I think the main reason I can’t handle grieving all over again is because I was a DISASTER a year ago. If you could have seen me in the days leading up to getting on the plane (and some of you did!), I was barely eating, barely sleeping, and I basically just cried all day, everyday. By the time we arrived on American soil, I was so sick (literally – bronchitis and a broken rib from coughing) from the mourning and the grief. I know that my grief would not be to that extent, but to even experience 10% of that again seems too much to handle.

And Grief is a funny thing. I’m usually doing pretty well…until I’m not. I was at a retreat in October for my new job, and the current staff members spent some time praying over us newbies, and I just LOST it. I could not keep it together. And who wants to be a weeping mess in front of your new co-workers?! I’m thankful that most of them had walked the same road before, so they lovingly handed me tissues and said, “you’re going to be ok.”. Or it’s just another weekend of the same old same old here in AZ, and I am a weeping mess and can barely get myself together to go to church.

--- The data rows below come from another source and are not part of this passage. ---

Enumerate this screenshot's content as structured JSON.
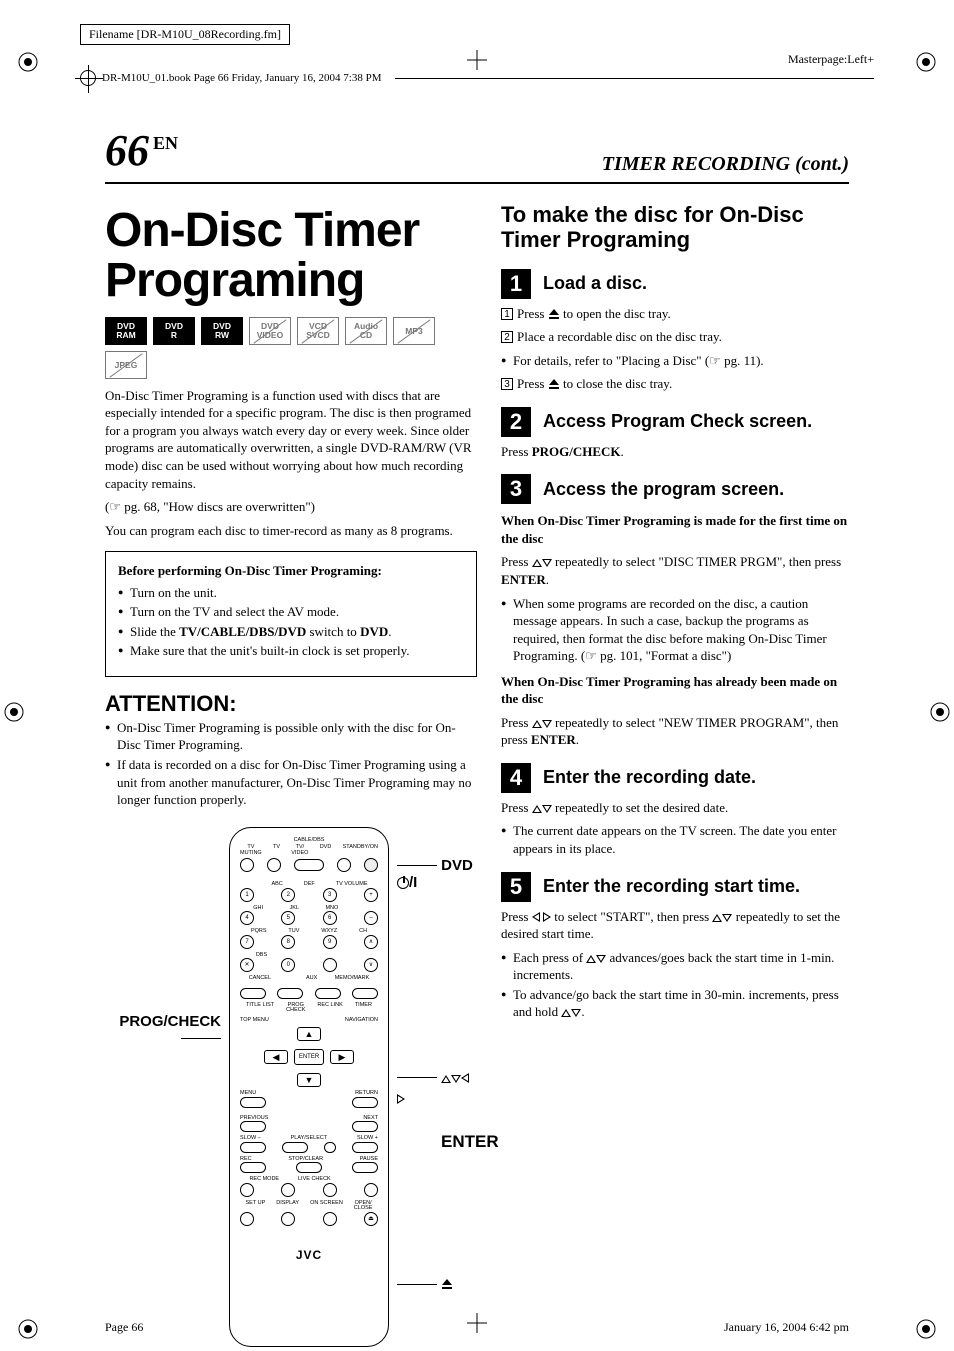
{
  "meta": {
    "filename_label": "Filename [DR-M10U_08Recording.fm]",
    "masterpage": "Masterpage:Left+",
    "book_line": "DR-M10U_01.book  Page 66  Friday, January 16, 2004  7:38 PM",
    "page_footer_left": "Page 66",
    "page_footer_right": "January 16, 2004 6:42 pm"
  },
  "header": {
    "page_number": "66",
    "lang": "EN",
    "section_title": "TIMER RECORDING (cont.)"
  },
  "left": {
    "title": "On-Disc Timer Programing",
    "badges": [
      "DVD\nRAM",
      "DVD\nR",
      "DVD\nRW",
      "DVD\nVIDEO",
      "VCD\nSVCD",
      "Audio\nCD",
      "MP3",
      "JPEG"
    ],
    "intro1": "On-Disc Timer Programing is a function used with discs that are especially intended for a specific program. The disc is then programed for a program you always watch every day or every week. Since older programs are automatically overwritten, a single DVD-RAM/RW (VR mode) disc can be used without worrying about how much recording capacity remains.",
    "intro_ref": "(☞ pg. 68, \"How discs are overwritten\")",
    "intro2": "You can program each disc to timer-record as many as 8 programs.",
    "prereq_heading": "Before performing On-Disc Timer Programing:",
    "prereq_items": [
      "Turn on the unit.",
      "Turn on the TV and select the AV mode.",
      "Slide the TV/CABLE/DBS/DVD switch to DVD.",
      "Make sure that the unit's built-in clock is set properly."
    ],
    "prereq_bold_a": "TV/CABLE/DBS/DVD",
    "prereq_bold_b": "DVD",
    "attention_heading": "ATTENTION:",
    "attention_items": [
      "On-Disc Timer Programing is possible only with the disc for On-Disc Timer Programing.",
      "If data is recorded on a disc for On-Disc Timer Programing using a unit from another manufacturer, On-Disc Timer Programing may no longer function properly."
    ],
    "remote_labels": {
      "dvd_power": "DVD⏻/I",
      "prog_check": "PROG/CHECK",
      "arrows_enter": "△▽◁▷\nENTER",
      "eject_label": "⏏"
    },
    "remote_logo": "JVC"
  },
  "right": {
    "subheading": "To make the disc for On-Disc Timer Programing",
    "steps": [
      {
        "num": "1",
        "label": "Load a disc.",
        "lines": [
          {
            "n": "1",
            "text_a": "Press ",
            "text_b": " to open the disc tray.",
            "icon": "eject"
          },
          {
            "n": "2",
            "text_a": "Place a recordable disc on the disc tray.",
            "text_b": "",
            "icon": ""
          }
        ],
        "bullets": [
          "For details, refer to \"Placing a Disc\" (☞ pg. 11)."
        ],
        "lines2": [
          {
            "n": "3",
            "text_a": "Press ",
            "text_b": " to close the disc tray.",
            "icon": "eject"
          }
        ]
      },
      {
        "num": "2",
        "label": "Access Program Check screen.",
        "body_a": "Press ",
        "body_bold": "PROG/CHECK",
        "body_b": "."
      },
      {
        "num": "3",
        "label": "Access the program screen.",
        "para_h1": "When On-Disc Timer Programing is made for the first time on the disc",
        "para1_a": "Press ",
        "para1_b": " repeatedly to select \"DISC TIMER PRGM\", then press ",
        "para1_bold": "ENTER",
        "para1_c": ".",
        "bullets1": [
          "When some programs are recorded on the disc, a caution message appears. In such a case, backup the programs as required, then format the disc before making On-Disc Timer Programing. (☞ pg. 101, \"Format a disc\")"
        ],
        "para_h2": "When On-Disc Timer Programing has already been made on the disc",
        "para2_a": "Press ",
        "para2_b": " repeatedly to select \"NEW TIMER PROGRAM\", then press ",
        "para2_bold": "ENTER",
        "para2_c": "."
      },
      {
        "num": "4",
        "label": "Enter the recording date.",
        "body_a": "Press ",
        "body_b": " repeatedly to set the desired date.",
        "bullets": [
          "The current date appears on the TV screen. The date you enter appears in its place."
        ]
      },
      {
        "num": "5",
        "label": "Enter the recording start time.",
        "body_a": "Press ",
        "body_b": " to select \"START\", then press ",
        "body_c": " repeatedly to set the desired start time.",
        "bullets": [
          "Each press of △▽ advances/goes back the start time in 1-min. increments.",
          "To advance/go back the start time in 30-min. increments, press and hold △▽."
        ]
      }
    ]
  }
}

While Jay and I are both “lay all our cards on the table” type of people, Grief also makes you super vulnerable, and who wants to do that with a bunch of people you just met. Not this girl. Part of the reason it is so vulnerable for me is that I’m a really ugly crier and I hate the vulnerability of crying in front of people. So this grief thing has been interesting trying to navigate while meeting people and forming a new community (“Hey, my name is Jackie. Sorry about the mascara streaks down my face, I’m in a bit of culture shock.”). In some ways, it’s been really nice to ease ourselves into life, but in other ways, it’s hard to start over in a new place where no one has any idea or any context for what has shaped you and what you have held dear for the past 5 years. And to be honest, I’m not sure many people ever will. And that is just another thing to grieve. We all want to be known, understood, valued, and I’m learning that that is just another piece of this grief puzzle.

The Good in all of this, is that I’m not alone. One of my biggest prayers a year ago was, “Jesus, you need to carry me through this, because I can barely function.” And He did. I clung like I have never clung before, and I survived. He did not lessen the pain, because He knew how desperately my heart needed to grieve it, but I survived. And I think that’s where I am again. Not necessarily to the same extent, but I need to let myself grieve like I did a year ago. I need to let myself feel it and be vulnerable and let people see me ugly cry. (I will warn you, it’s not pretty.) Because for me, grieving allows me the space to remember how much those people and places mean to me. I can’t just sweep the past 5 years away just because I’m scared of how much it hurts to miss it. For me, the tears validate the beauty of our years, even the hard ones, because of where He has brought us.

So to sum it all up, Grief sucks. It’s awful. But so needed and good and healing. But still sucks. (So if you Scottsdale people see me at the grocery store or at kids’ school pick-up and I look like I’ve been ugly crying, feel free to say, “grief, culture shock?!” and I’ll just laugh and probably keep crying 🙂 )

To finish this gut-wrentching post, I thought I would share a bit of our Morocco life with you. It has taken me almost a year to let myself go through Morocco pictures with a fear that I just wasn’t up for it. I wasn’t ready to grieve again. But Lydia needed some pictures for school, so it forced me to go back through them. It has actually been fun to relive that first year, and to see how absolutely crazy we were to take 2 babies to a foreign country and live in a walled city with no car!! (Why didn’t anyone warn us that we were absolutely insane?!?)  So here is a video tour of our first house in Fez. That first year was quite a year, but we often say we will never live in a cooler house. So I hope you enjoy a little taste of the beginning of our Morocco Life.